After two abominable Fockers movies, Ms. Streisand has gone on record saying she will never play any more rolling-voweled Jewish mothers, but that is exactly what she does here. Saving bottles to reuse several times over to save money, collecting ceramic frogs, noisily crunching M&Ms—she’s a pickled Fanny Brice. Mr. Rogen, who looks like Limburger cheese, has carved an inexplicable career out of playing dorks who make the word “retarded” politically acceptable again; but Andy is, to his mother, the perfect son who can do no wrong. Instead of wondering why he repels women like a goiter, she blames his bachelor status on the pathetic ignorance of liberated women today. In truth, he’s pudgy and plain as a wet mop, a college grad who can’t get a job. Now he’s invented a cleaning fluid nobody wants, and is on the verge of a cross-country mission to sell the product. In the inane small talk that overwhelms this thin little movie like a hailstorm, Joyce reveals she was once madly, passionately in love with another young man named Andy, who inspired her son’s name. Intrigued, he traces his namesake to a San Francisco advertising agency, and for reasons too specious to go into, this unlikely mother-son team drives away in a rented Dodge SUV. Without a defining narrative, the rest of the movie, lazily written by Dan Fogelman and tediously directed by Anne Fletcher as though intimidated into catatonia by the bigger-than-life Streisand, meanders through a series of dull pit-stop adventures that substitute for action. Joyce brings along a book on tape about a hermaphrodite. She carries a hook around to hang her purse from various tables because the floors are dirty. While Andy pitches his invention to deaf ears, Joyce gets hit on in a bar by a tough dude who gives her son a black eye.
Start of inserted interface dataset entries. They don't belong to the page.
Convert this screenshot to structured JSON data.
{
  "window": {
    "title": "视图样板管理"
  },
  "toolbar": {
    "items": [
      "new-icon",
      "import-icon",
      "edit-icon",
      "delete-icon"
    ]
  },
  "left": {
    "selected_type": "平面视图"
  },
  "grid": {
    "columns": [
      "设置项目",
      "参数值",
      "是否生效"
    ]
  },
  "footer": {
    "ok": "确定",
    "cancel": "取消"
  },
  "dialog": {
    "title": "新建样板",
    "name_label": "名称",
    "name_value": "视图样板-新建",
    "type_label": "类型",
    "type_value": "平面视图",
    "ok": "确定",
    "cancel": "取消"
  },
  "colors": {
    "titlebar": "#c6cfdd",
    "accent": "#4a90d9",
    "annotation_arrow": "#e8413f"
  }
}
In Lubbock, Texas, she enters a humongous steak-eating contest where she is forced to swallow four pounds of rare sirloin without throwing up, and attracts the attention of a handsome cowboy who asks her for a date on his next trip to New York. Onward to the Grand Canyon, a Las Vegas casino and … but why go on? Wherever they land, there is nothing to write home about, and what happens is not worth repeating.
All you can really do is stare at every calculated movement of a great star drowning in material as bland and gummy as oatmeal. You can’t make caviar out of jujubes, but La Streisand
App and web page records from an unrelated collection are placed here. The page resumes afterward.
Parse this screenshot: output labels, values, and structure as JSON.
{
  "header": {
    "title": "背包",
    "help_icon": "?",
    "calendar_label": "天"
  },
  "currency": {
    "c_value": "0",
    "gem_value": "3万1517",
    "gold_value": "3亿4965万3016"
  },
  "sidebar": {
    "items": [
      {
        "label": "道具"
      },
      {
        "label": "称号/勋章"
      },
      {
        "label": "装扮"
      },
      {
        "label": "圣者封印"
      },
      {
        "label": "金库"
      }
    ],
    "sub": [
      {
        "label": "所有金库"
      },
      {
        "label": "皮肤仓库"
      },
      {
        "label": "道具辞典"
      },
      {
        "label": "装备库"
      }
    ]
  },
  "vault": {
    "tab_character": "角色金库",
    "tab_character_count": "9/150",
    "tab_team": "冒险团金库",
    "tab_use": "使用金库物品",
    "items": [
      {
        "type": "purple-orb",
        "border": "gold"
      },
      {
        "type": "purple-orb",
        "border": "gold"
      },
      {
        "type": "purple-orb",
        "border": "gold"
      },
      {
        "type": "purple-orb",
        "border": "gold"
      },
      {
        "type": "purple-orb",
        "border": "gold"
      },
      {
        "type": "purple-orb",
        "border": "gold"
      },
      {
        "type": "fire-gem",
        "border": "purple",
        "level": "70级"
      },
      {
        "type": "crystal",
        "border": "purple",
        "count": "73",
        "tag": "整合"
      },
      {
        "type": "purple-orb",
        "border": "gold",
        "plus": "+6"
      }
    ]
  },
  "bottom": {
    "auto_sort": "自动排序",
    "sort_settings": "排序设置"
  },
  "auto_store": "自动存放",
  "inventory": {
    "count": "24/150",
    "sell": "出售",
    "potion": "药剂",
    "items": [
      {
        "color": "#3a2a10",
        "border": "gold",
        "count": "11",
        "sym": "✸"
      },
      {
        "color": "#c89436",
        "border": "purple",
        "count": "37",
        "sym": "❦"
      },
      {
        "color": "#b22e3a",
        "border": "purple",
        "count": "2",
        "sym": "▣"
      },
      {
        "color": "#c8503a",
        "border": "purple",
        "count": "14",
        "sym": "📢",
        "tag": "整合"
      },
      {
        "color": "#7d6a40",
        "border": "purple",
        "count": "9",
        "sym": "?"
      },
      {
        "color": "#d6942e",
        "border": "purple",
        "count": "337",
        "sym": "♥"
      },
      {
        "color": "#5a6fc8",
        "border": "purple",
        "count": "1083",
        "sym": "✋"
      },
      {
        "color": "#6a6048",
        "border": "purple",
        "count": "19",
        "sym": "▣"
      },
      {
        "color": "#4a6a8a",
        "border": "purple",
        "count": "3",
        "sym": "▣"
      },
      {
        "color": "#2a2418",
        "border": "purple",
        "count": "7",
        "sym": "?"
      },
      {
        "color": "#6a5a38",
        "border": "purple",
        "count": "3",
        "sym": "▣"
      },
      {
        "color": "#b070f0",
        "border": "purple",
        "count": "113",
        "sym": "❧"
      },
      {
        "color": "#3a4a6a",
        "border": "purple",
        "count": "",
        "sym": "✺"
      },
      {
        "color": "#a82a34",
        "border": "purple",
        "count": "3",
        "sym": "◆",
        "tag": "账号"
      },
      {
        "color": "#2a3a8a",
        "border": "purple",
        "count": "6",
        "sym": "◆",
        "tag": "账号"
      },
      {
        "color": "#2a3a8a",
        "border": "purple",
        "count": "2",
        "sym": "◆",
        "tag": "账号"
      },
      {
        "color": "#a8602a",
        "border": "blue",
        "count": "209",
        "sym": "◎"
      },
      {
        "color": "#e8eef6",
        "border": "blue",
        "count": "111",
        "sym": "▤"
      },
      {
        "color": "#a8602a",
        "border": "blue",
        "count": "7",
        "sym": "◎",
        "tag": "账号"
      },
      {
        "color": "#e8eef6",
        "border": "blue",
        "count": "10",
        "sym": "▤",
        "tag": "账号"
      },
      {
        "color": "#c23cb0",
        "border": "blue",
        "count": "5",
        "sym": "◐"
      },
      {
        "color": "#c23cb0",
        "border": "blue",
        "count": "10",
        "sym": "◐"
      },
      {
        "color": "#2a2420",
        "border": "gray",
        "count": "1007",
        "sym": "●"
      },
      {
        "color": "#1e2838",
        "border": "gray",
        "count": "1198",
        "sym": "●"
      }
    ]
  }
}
is living proof that you can die trying. Unfortunately she doesn’t sing, but the voice is like buttah. The wig looks good. You can’t take your eyes off the cherry talons she calls nails. She still holds attention. I don’t like to see the legendary star of Funny Girl and The Way We Were reduced to playing Molly Goldberg on a bad day, but sympathy goes just so far. Star vehicles, even for icons, are not what they used to be. She doesn’t need the money. So what’s the excuse? With The Guilt Trip, she can’t claim senior citizen victimization. She produced it.
The Guilt Trip
Running Time 96 minutes
Written by Dan Fogelman
Directed by Anne Fletcher
Starring Barbra Streisand,
Seth Rogen and Kathy Najimy